Provided data:
☆ ☆ ☆ ☆ ☆ ☆ ☆
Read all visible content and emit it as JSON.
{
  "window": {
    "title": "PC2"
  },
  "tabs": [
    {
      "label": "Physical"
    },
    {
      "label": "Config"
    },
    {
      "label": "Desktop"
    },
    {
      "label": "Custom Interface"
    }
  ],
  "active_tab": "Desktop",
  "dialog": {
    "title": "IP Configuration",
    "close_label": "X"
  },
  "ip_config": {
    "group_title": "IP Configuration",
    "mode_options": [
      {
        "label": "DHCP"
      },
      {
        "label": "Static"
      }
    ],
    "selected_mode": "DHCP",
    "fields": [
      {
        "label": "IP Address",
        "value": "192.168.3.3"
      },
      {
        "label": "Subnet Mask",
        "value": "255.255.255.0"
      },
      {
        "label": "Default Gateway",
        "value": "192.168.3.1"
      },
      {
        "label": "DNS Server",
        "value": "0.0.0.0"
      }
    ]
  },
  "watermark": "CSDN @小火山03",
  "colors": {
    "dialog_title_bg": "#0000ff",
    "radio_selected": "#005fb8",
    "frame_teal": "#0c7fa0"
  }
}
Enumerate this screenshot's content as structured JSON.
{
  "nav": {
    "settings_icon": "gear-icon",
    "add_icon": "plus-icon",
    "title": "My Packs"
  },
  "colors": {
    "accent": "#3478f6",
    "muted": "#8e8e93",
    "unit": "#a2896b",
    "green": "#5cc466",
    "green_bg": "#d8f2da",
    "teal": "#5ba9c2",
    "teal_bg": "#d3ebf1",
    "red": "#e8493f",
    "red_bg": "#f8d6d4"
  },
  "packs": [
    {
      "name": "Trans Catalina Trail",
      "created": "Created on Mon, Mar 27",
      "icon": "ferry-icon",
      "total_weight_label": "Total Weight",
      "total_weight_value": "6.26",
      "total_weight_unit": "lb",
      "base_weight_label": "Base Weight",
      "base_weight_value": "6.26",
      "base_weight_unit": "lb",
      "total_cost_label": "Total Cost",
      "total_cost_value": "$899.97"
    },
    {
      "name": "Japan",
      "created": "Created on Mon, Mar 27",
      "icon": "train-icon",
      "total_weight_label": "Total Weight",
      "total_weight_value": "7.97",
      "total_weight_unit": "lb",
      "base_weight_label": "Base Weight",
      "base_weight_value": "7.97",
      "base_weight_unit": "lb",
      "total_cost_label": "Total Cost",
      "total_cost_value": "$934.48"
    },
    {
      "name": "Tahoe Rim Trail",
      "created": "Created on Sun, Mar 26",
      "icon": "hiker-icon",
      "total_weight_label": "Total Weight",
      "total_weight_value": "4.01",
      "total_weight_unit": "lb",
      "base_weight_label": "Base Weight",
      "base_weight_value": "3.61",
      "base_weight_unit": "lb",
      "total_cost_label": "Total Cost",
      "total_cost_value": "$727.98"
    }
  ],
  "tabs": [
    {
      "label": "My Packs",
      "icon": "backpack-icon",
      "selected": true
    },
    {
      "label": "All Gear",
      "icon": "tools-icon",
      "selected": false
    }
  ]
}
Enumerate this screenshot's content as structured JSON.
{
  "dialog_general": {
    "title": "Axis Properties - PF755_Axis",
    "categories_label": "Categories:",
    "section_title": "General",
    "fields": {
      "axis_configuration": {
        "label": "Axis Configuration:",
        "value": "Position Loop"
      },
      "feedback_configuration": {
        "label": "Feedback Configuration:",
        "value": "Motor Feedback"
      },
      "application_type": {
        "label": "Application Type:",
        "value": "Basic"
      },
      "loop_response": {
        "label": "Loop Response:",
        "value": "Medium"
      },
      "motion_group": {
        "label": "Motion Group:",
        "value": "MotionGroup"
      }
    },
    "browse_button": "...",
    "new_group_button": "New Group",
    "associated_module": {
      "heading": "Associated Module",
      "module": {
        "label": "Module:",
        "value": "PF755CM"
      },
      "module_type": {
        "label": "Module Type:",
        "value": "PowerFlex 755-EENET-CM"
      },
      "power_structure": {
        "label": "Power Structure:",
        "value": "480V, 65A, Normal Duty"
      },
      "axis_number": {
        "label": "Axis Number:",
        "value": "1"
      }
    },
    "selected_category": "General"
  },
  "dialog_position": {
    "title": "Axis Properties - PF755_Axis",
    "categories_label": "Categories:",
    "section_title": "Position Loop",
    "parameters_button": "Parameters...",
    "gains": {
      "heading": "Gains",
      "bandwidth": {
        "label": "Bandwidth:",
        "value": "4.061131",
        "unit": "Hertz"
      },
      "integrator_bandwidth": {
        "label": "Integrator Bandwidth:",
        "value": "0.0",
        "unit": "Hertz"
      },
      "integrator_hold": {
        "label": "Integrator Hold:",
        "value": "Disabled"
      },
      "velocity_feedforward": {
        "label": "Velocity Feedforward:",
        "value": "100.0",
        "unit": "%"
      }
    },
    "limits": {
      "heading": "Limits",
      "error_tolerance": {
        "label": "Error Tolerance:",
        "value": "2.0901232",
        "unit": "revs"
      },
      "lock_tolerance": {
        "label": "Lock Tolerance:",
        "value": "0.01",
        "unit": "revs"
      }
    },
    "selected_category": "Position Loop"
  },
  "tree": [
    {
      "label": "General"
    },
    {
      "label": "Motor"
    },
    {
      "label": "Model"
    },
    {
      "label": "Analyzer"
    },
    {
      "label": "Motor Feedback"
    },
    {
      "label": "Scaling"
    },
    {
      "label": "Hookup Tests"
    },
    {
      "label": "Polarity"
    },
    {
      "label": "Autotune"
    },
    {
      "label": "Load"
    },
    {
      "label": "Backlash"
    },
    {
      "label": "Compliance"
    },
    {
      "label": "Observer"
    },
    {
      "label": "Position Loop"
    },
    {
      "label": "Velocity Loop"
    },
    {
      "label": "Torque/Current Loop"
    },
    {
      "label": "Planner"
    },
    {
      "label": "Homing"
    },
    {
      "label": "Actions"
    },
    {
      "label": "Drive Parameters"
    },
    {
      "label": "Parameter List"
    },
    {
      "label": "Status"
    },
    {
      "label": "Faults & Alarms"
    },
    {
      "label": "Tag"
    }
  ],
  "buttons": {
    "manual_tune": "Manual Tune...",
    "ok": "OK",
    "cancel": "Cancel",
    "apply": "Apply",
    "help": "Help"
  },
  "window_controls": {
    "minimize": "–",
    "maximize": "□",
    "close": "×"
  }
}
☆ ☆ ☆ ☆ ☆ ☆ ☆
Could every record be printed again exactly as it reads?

Read all visible content and emit it as JSON.
{
  "window": {
    "title": "PC2"
  },
  "tabs": [
    {
      "label": "Physical"
    },
    {
      "label": "Config"
    },
    {
      "label": "Desktop"
    },
    {
      "label": "Custom Interface"
    }
  ],
  "active_tab": "Desktop",
  "dialog": {
    "title": "IP Configuration",
    "close_label": "X"
  },
  "ip_config": {
    "group_title": "IP Configuration",
    "mode_options": [
      {
        "label": "DHCP"
      },
      {
        "label": "Static"
      }
    ],
    "selected_mode": "DHCP",
    "fields": [
      {
        "label": "IP Address",
        "value": "192.168.3.3"
      },
      {
        "label": "Subnet Mask",
        "value": "255.255.255.0"
      },
      {
        "label": "Default Gateway",
        "value": "192.168.3.1"
      },
      {
        "label": "DNS Server",
        "value": "0.0.0.0"
      }
    ]
  },
  "watermark": "CSDN @小火山03",
  "colors": {
    "dialog_title_bg": "#0000ff",
    "radio_selected": "#005fb8",
    "frame_teal": "#0c7fa0"
  }
}
Enumerate this screenshot's content as structured JSON.
{
  "nav": {
    "settings_icon": "gear-icon",
    "add_icon": "plus-icon",
    "title": "My Packs"
  },
  "colors": {
    "accent": "#3478f6",
    "muted": "#8e8e93",
    "unit": "#a2896b",
    "green": "#5cc466",
    "green_bg": "#d8f2da",
    "teal": "#5ba9c2",
    "teal_bg": "#d3ebf1",
    "red": "#e8493f",
    "red_bg": "#f8d6d4"
  },
  "packs": [
    {
      "name": "Trans Catalina Trail",
      "created": "Created on Mon, Mar 27",
      "icon": "ferry-icon",
      "total_weight_label": "Total Weight",
      "total_weight_value": "6.26",
      "total_weight_unit": "lb",
      "base_weight_label": "Base Weight",
      "base_weight_value": "6.26",
      "base_weight_unit": "lb",
      "total_cost_label": "Total Cost",
      "total_cost_value": "$899.97"
    },
    {
      "name": "Japan",
      "created": "Created on Mon, Mar 27",
      "icon": "train-icon",
      "total_weight_label": "Total Weight",
      "total_weight_value": "7.97",
      "total_weight_unit": "lb",
      "base_weight_label": "Base Weight",
      "base_weight_value": "7.97",
      "base_weight_unit": "lb",
      "total_cost_label": "Total Cost",
      "total_cost_value": "$934.48"
    },
    {
      "name": "Tahoe Rim Trail",
      "created": "Created on Sun, Mar 26",
      "icon": "hiker-icon",
      "total_weight_label": "Total Weight",
      "total_weight_value": "4.01",
      "total_weight_unit": "lb",
      "base_weight_label": "Base Weight",
      "base_weight_value": "3.61",
      "base_weight_unit": "lb",
      "total_cost_label": "Total Cost",
      "total_cost_value": "$727.98"
    }
  ],
  "tabs": [
    {
      "label": "My Packs",
      "icon": "backpack-icon",
      "selected": true
    },
    {
      "label": "All Gear",
      "icon": "tools-icon",
      "selected": false
    }
  ]
}
Enumerate this screenshot's content as structured JSON.
{
  "dialog_general": {
    "title": "Axis Properties - PF755_Axis",
    "categories_label": "Categories:",
    "section_title": "General",
    "fields": {
      "axis_configuration": {
        "label": "Axis Configuration:",
        "value": "Position Loop"
      },
      "feedback_configuration": {
        "label": "Feedback Configuration:",
        "value": "Motor Feedback"
      },
      "application_type": {
        "label": "Application Type:",
        "value": "Basic"
      },
      "loop_response": {
        "label": "Loop Response:",
        "value": "Medium"
      },
      "motion_group": {
        "label": "Motion Group:",
        "value": "MotionGroup"
      }
    },
    "browse_button": "...",
    "new_group_button": "New Group",
    "associated_module": {
      "heading": "Associated Module",
      "module": {
        "label": "Module:",
        "value": "PF755CM"
      },
      "module_type": {
        "label": "Module Type:",
        "value": "PowerFlex 755-EENET-CM"
      },
      "power_structure": {
        "label": "Power Structure:",
        "value": "480V, 65A, Normal Duty"
      },
      "axis_number": {
        "label": "Axis Number:",
        "value": "1"
      }
    },
    "selected_category": "General"
  },
  "dialog_position": {
    "title": "Axis Properties - PF755_Axis",
    "categories_label": "Categories:",
    "section_title": "Position Loop",
    "parameters_button": "Parameters...",
    "gains": {
      "heading": "Gains",
      "bandwidth": {
        "label": "Bandwidth:",
        "value": "4.061131",
        "unit": "Hertz"
      },
      "integrator_bandwidth": {
        "label": "Integrator Bandwidth:",
        "value": "0.0",
        "unit": "Hertz"
      },
      "integrator_hold": {
        "label": "Integrator Hold:",
        "value": "Disabled"
      },
      "velocity_feedforward": {
        "label": "Velocity Feedforward:",
        "value": "100.0",
        "unit": "%"
      }
    },
    "limits": {
      "heading": "Limits",
      "error_tolerance": {
        "label": "Error Tolerance:",
        "value": "2.0901232",
        "unit": "revs"
      },
      "lock_tolerance": {
        "label": "Lock Tolerance:",
        "value": "0.01",
        "unit": "revs"
      }
    },
    "selected_category": "Position Loop"
  },
  "tree": [
    {
      "label": "General"
    },
    {
      "label": "Motor"
    },
    {
      "label": "Model"
    },
    {
      "label": "Analyzer"
    },
    {
      "label": "Motor Feedback"
    },
    {
      "label": "Scaling"
    },
    {
      "label": "Hookup Tests"
    },
    {
      "label": "Polarity"
    },
    {
      "label": "Autotune"
    },
    {
      "label": "Load"
    },
    {
      "label": "Backlash"
    },
    {
      "label": "Compliance"
    },
    {
      "label": "Observer"
    },
    {
      "label": "Position Loop"
    },
    {
      "label": "Velocity Loop"
    },
    {
      "label": "Torque/Current Loop"
    },
    {
      "label": "Planner"
    },
    {
      "label": "Homing"
    },
    {
      "label": "Actions"
    },
    {
      "label": "Drive Parameters"
    },
    {
      "label": "Parameter List"
    },
    {
      "label": "Status"
    },
    {
      "label": "Faults & Alarms"
    },
    {
      "label": "Tag"
    }
  ],
  "buttons": {
    "manual_tune": "Manual Tune...",
    "ok": "OK",
    "cancel": "Cancel",
    "apply": "Apply",
    "help": "Help"
  },
  "window_controls": {
    "minimize": "–",
    "maximize": "□",
    "close": "×"
  }
}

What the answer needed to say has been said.